When Apple announced its new MacBook Pros at its “Hello Again” event in late October 2016, the 13-inch model sans Touch Bar seemed like an afterthought. The Touch Bar-equipped models took center stage for roughly 45 minutes, with pro tutorials and spec-by-spec analysis. Then Phil Schiller, Apple’s senior VP of marketing, spoke about said 13-inch model for less than three minutes — three — before moving on to general pricing of all the new Pros. The whole keynote presentation ended five minutes later, and if you forgot about the Touch Bar-less model, you weren’t alone.
The 13-inch Pro line will play a prominent role in Apple’s computing future. It’s already made the MacBook Air line obsolete, and as Schiller explained, the new MacBook Pro is “smaller [than the MacBook Air], but better in every way.” It has a higher-resolution screen, faster processor, faster memory, faster storage, faster graphics and new features, like a better keyboard and trackpad. Apple is motivating the MacBook Air-using populace to switch over.
Display: 13.3-inch LED-backlit display with IPS technology
Resolution: 2560 x 1600 native resolution at 227 ppi
Processor: 2.0GHz dual-core Intel Core i5, Turbo Boost up to 3.1GHz
OS: macOS Sierra
Graphics: Intel Iris Graphics 540
Ports: two Thunderbolt 3
Weight: 3.02 pounds
Buy Now: $1,499
The new Bar-less Pro also holds its own against its 13-inch Bar-endowed brethren. At entry level, they both have the same high-res 2560 x 1600 display, Force Touch trackpad, backlit keyboard, HDR stereo speakers, 8GB of memory and 256GB of storage. The Touch Bar model wins in processing power (2.9GHz versus 2.0GHz dual-core Intel Core i5 processor), Turbo Boost (up to 3.3GHz versus 3.1GHz), graphics (Intel Iris Graphics 550 versus 540), and number of Thunderbolt 3 ports (four versus two), but for most users — myself included — these features are superfluous.
After the initial excitement of the event faded, many Mac enthusiasts voiced concerns about whether the Touch Bar models were “pro” enough. For creative professions, the lack of variety of ports (for starters, there’s no SD card slot — though an argument can be made Pro users lean towards CompactFlash cards), non-gamer-friendly graphics cards, and a max 16GB of RAM simply isn’t good enough. Plus, at a premium price (starting at $1,799), there are more value-for-money Windows options to buy.
And while the Touch Bar is beautiful, functional and full of promise, many early reviews are saying it isn’t quite a Pro-level feature. It works well with apps like Safari, Messages, Photos, Photoshop and, as shown at the Apple event, djay Pro. But as of yet, it’s not completely customizable, and for the average MacBook user, although neat, is not necessarily a game-changer. Yet. The proof will be in the software, which, like apps, are already showing signs of great promise.

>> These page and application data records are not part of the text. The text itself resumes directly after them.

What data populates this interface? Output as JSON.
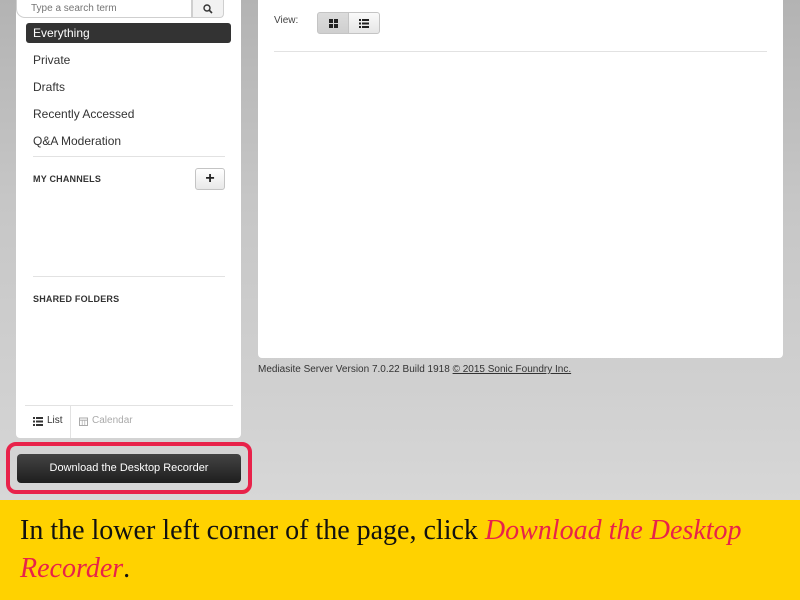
{
  "search": {
    "placeholder": "Type a search term"
  },
  "nav": {
    "items": [
      {
        "label": "Everything",
        "active": true
      },
      {
        "label": "Private",
        "active": false
      },
      {
        "label": "Drafts",
        "active": false
      },
      {
        "label": "Recently Accessed",
        "active": false
      },
      {
        "label": "Q&A Moderation",
        "active": false
      }
    ]
  },
  "channels": {
    "title": "MY CHANNELS",
    "add_label": "+"
  },
  "shared": {
    "title": "SHARED FOLDERS"
  },
  "view_tabs": {
    "list": "List",
    "calendar": "Calendar"
  },
  "download": {
    "label": "Download the Desktop Recorder"
  },
  "main": {
    "view_label": "View:",
    "footer_version": "Mediasite Server Version 7.0.22 Build 1918",
    "footer_link": "© 2015 Sonic Foundry Inc."
  },
  "instruction": {
    "prefix": "In the lower left corner of the page, click ",
    "emphasis": "Download the Desktop Recorder",
    "suffix": "."
  },
  "colors": {
    "highlight": "#e8224a",
    "banner": "#ffd200",
    "active_nav": "#333333"
  }
}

At $400 dollars less, the 13-inch MacBook Pro sans Touch Bar is the “responsible retina” option. It hasn’t garnered the same flack as the Touch Bar models because, quite simply, it isn’t trying to be a “professional” laptop — just a much better MacBook Air upgrade. If you’re someone who has been waiting several years to upgrade their 13″ MacBook Pro, or MacBook Air, this is the laptop you’ve been waiting for.
Further Reading: MacBook Pro (With Touch Bar) Reviews
Backchannel, The MacBook Pro’s Touchy Feely Thing
Wired, Review: Apple MacBook Pro With Touch Bar
Engadget, MacBook Pro Review (2016): A step forward and a step back
CNET, Apple MacBook Pro with Touch Bar review: Second-screen dream machine